— Instructions for the task —
Could you reproduce all of the records exactly?

— Records from a collection —
* * *
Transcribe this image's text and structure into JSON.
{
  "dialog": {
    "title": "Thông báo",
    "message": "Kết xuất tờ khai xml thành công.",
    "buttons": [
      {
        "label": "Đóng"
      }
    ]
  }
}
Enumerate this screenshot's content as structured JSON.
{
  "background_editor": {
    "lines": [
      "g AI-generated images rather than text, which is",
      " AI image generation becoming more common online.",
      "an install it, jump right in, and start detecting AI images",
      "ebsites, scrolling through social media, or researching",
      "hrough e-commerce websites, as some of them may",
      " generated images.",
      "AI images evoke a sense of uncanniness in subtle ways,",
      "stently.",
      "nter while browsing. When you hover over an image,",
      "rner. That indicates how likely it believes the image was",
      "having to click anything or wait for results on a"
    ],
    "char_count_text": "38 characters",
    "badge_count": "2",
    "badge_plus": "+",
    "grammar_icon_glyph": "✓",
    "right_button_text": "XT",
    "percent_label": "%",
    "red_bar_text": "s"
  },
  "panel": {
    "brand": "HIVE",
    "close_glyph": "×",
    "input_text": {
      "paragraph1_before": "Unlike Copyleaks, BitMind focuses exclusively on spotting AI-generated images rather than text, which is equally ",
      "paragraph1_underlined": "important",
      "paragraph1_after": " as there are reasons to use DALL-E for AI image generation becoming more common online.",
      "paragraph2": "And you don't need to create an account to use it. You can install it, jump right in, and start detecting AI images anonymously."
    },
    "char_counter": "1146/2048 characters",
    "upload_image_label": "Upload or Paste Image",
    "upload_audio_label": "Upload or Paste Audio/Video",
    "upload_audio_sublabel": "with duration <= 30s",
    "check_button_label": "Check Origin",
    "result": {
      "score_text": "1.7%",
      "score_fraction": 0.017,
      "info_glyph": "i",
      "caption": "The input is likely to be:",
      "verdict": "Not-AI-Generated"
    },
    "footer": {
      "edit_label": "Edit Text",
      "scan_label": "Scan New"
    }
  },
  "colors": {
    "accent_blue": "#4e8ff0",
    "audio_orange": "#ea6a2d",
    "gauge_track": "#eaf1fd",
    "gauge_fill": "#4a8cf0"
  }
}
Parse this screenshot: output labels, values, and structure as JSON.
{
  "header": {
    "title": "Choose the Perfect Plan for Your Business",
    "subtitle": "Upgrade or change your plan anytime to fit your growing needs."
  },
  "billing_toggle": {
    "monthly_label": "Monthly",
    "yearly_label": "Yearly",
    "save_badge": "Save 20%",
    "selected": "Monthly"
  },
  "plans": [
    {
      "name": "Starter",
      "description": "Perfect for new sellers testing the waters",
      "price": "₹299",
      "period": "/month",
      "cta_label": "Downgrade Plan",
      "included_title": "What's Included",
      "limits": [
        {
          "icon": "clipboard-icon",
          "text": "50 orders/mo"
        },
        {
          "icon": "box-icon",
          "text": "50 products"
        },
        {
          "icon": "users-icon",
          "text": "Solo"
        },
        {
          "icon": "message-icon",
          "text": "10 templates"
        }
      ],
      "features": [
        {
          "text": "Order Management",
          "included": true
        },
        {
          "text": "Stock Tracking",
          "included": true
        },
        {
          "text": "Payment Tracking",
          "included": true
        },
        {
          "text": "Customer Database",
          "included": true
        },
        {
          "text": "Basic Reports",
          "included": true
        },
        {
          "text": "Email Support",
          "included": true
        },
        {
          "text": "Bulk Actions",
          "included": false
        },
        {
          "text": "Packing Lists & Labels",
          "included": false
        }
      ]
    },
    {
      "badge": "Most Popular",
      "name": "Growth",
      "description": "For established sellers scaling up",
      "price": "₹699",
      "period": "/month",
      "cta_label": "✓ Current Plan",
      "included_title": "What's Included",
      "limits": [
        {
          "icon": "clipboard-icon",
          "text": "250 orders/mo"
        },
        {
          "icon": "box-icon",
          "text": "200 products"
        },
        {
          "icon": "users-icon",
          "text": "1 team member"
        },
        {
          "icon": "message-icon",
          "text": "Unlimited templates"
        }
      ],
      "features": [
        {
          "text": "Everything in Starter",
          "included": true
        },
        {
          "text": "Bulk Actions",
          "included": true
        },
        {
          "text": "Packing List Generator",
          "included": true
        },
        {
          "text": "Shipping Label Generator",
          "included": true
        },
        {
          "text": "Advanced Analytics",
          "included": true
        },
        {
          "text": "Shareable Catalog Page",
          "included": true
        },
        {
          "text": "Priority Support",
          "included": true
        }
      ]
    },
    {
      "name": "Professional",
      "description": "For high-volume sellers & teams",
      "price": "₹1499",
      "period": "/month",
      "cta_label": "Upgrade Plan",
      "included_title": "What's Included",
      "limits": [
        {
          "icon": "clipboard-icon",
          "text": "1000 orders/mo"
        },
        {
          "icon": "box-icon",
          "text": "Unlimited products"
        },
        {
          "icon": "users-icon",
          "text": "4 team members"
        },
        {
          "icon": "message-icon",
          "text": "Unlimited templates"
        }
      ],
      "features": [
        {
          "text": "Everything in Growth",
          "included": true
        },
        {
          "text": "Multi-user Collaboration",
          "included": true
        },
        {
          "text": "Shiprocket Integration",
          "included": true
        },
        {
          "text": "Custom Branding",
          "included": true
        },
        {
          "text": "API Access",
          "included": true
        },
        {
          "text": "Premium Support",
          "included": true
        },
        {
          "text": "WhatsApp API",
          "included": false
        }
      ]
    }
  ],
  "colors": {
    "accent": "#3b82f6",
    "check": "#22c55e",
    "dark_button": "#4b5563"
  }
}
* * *
— Solution —
Transcribe this image's text and structure into JSON.
{
  "dialog": {
    "title": "Thông báo",
    "message": "Kết xuất tờ khai xml thành công.",
    "buttons": [
      {
        "label": "Đóng"
      }
    ]
  }
}
Enumerate this screenshot's content as structured JSON.
{
  "background_editor": {
    "lines": [
      "g AI-generated images rather than text, which is",
      " AI image generation becoming more common online.",
      "an install it, jump right in, and start detecting AI images",
      "ebsites, scrolling through social media, or researching",
      "hrough e-commerce websites, as some of them may",
      " generated images.",
      "AI images evoke a sense of uncanniness in subtle ways,",
      "stently.",
      "nter while browsing. When you hover over an image,",
      "rner. That indicates how likely it believes the image was",
      "having to click anything or wait for results on a"
    ],
    "char_count_text": "38 characters",
    "badge_count": "2",
    "badge_plus": "+",
    "grammar_icon_glyph": "✓",
    "right_button_text": "XT",
    "percent_label": "%",
    "red_bar_text": "s"
  },
  "panel": {
    "brand": "HIVE",
    "close_glyph": "×",
    "input_text": {
      "paragraph1_before": "Unlike Copyleaks, BitMind focuses exclusively on spotting AI-generated images rather than text, which is equally ",
      "paragraph1_underlined": "important",
      "paragraph1_after": " as there are reasons to use DALL-E for AI image generation becoming more common online.",
      "paragraph2": "And you don't need to create an account to use it. You can install it, jump right in, and start detecting AI images anonymously."
    },
    "char_counter": "1146/2048 characters",
    "upload_image_label": "Upload or Paste Image",
    "upload_audio_label": "Upload or Paste Audio/Video",
    "upload_audio_sublabel": "with duration <= 30s",
    "check_button_label": "Check Origin",
    "result": {
      "score_text": "1.7%",
      "score_fraction": 0.017,
      "info_glyph": "i",
      "caption": "The input is likely to be:",
      "verdict": "Not-AI-Generated"
    },
    "footer": {
      "edit_label": "Edit Text",
      "scan_label": "Scan New"
    }
  },
  "colors": {
    "accent_blue": "#4e8ff0",
    "audio_orange": "#ea6a2d",
    "gauge_track": "#eaf1fd",
    "gauge_fill": "#4a8cf0"
  }
}
Parse this screenshot: output labels, values, and structure as JSON.
{
  "header": {
    "title": "Choose the Perfect Plan for Your Business",
    "subtitle": "Upgrade or change your plan anytime to fit your growing needs."
  },
  "billing_toggle": {
    "monthly_label": "Monthly",
    "yearly_label": "Yearly",
    "save_badge": "Save 20%",
    "selected": "Monthly"
  },
  "plans": [
    {
      "name": "Starter",
      "description": "Perfect for new sellers testing the waters",
      "price": "₹299",
      "period": "/month",
      "cta_label": "Downgrade Plan",
      "included_title": "What's Included",
      "limits": [
        {
          "icon": "clipboard-icon",
          "text": "50 orders/mo"
        },
        {
          "icon": "box-icon",
          "text": "50 products"
        },
        {
          "icon": "users-icon",
          "text": "Solo"
        },
        {
          "icon": "message-icon",
          "text": "10 templates"
        }
      ],
      "features": [
        {
          "text": "Order Management",
          "included": true
        },
        {
          "text": "Stock Tracking",
          "included": true
        },
        {
          "text": "Payment Tracking",
          "included": true
        },
        {
          "text": "Customer Database",
          "included": true
        },
        {
          "text": "Basic Reports",
          "included": true
        },
        {
          "text": "Email Support",
          "included": true
        },
        {
          "text": "Bulk Actions",
          "included": false
        },
        {
          "text": "Packing Lists & Labels",
          "included": false
        }
      ]
    },
    {
      "badge": "Most Popular",
      "name": "Growth",
      "description": "For established sellers scaling up",
      "price": "₹699",
      "period": "/month",
      "cta_label": "✓ Current Plan",
      "included_title": "What's Included",
      "limits": [
        {
          "icon": "clipboard-icon",
          "text": "250 orders/mo"
        },
        {
          "icon": "box-icon",
          "text": "200 products"
        },
        {
          "icon": "users-icon",
          "text": "1 team member"
        },
        {
          "icon": "message-icon",
          "text": "Unlimited templates"
        }
      ],
      "features": [
        {
          "text": "Everything in Starter",
          "included": true
        },
        {
          "text": "Bulk Actions",
          "included": true
        },
        {
          "text": "Packing List Generator",
          "included": true
        },
        {
          "text": "Shipping Label Generator",
          "included": true
        },
        {
          "text": "Advanced Analytics",
          "included": true
        },
        {
          "text": "Shareable Catalog Page",
          "included": true
        },
        {
          "text": "Priority Support",
          "included": true
        }
      ]
    },
    {
      "name": "Professional",
      "description": "For high-volume sellers & teams",
      "price": "₹1499",
      "period": "/month",
      "cta_label": "Upgrade Plan",
      "included_title": "What's Included",
      "limits": [
        {
          "icon": "clipboard-icon",
          "text": "1000 orders/mo"
        },
        {
          "icon": "box-icon",
          "text": "Unlimited products"
        },
        {
          "icon": "users-icon",
          "text": "4 team members"
        },
        {
          "icon": "message-icon",
          "text": "Unlimited templates"
        }
      ],
      "features": [
        {
          "text": "Everything in Growth",
          "included": true
        },
        {
          "text": "Multi-user Collaboration",
          "included": true
        },
        {
          "text": "Shiprocket Integration",
          "included": true
        },
        {
          "text": "Custom Branding",
          "included": true
        },
        {
          "text": "API Access",
          "included": true
        },
        {
          "text": "Premium Support",
          "included": true
        },
        {
          "text": "WhatsApp API",
          "included": false
        }
      ]
    }
  ],
  "colors": {
    "accent": "#3b82f6",
    "check": "#22c55e",
    "dark_button": "#4b5563"
  }
}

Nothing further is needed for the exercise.